*** Opening Supplied data ***

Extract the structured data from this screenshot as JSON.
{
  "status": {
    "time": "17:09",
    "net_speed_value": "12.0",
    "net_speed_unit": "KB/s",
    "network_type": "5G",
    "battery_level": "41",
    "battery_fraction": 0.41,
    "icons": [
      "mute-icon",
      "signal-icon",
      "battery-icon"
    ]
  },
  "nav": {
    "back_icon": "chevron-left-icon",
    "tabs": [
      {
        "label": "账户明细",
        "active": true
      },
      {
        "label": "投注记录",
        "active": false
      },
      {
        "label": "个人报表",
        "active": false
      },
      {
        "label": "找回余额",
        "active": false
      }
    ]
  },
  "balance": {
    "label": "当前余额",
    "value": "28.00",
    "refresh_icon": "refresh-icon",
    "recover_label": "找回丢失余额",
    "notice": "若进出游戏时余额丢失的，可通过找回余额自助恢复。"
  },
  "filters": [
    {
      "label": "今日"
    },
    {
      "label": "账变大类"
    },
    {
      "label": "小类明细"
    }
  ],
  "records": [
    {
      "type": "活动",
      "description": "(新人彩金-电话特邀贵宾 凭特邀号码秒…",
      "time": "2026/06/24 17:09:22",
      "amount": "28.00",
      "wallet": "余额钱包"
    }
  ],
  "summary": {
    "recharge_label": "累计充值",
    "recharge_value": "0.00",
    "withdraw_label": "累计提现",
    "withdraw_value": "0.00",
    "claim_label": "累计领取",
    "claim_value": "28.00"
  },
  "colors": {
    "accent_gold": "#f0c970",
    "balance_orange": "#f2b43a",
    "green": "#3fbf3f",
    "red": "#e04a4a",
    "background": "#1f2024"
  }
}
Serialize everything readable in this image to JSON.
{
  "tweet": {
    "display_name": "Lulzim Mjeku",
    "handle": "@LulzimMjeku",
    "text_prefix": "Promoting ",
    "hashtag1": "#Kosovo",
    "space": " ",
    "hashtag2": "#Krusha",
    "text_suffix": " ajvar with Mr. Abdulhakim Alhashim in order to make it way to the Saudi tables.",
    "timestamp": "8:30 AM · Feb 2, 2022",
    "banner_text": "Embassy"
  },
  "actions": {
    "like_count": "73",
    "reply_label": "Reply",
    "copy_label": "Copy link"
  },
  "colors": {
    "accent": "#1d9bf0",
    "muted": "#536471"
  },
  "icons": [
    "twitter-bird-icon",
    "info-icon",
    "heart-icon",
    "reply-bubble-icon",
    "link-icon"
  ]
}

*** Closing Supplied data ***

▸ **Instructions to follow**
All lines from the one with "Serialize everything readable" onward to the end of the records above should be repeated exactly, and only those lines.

▸ **Task output**
Serialize everything readable in this image to JSON.
{
  "tweet": {
    "display_name": "Lulzim Mjeku",
    "handle": "@LulzimMjeku",
    "text_prefix": "Promoting ",
    "hashtag1": "#Kosovo",
    "space": " ",
    "hashtag2": "#Krusha",
    "text_suffix": " ajvar with Mr. Abdulhakim Alhashim in order to make it way to the Saudi tables.",
    "timestamp": "8:30 AM · Feb 2, 2022",
    "banner_text": "Embassy"
  },
  "actions": {
    "like_count": "73",
    "reply_label": "Reply",
    "copy_label": "Copy link"
  },
  "colors": {
    "accent": "#1d9bf0",
    "muted": "#536471"
  },
  "icons": [
    "twitter-bird-icon",
    "info-icon",
    "heart-icon",
    "reply-bubble-icon",
    "link-icon"
  ]
}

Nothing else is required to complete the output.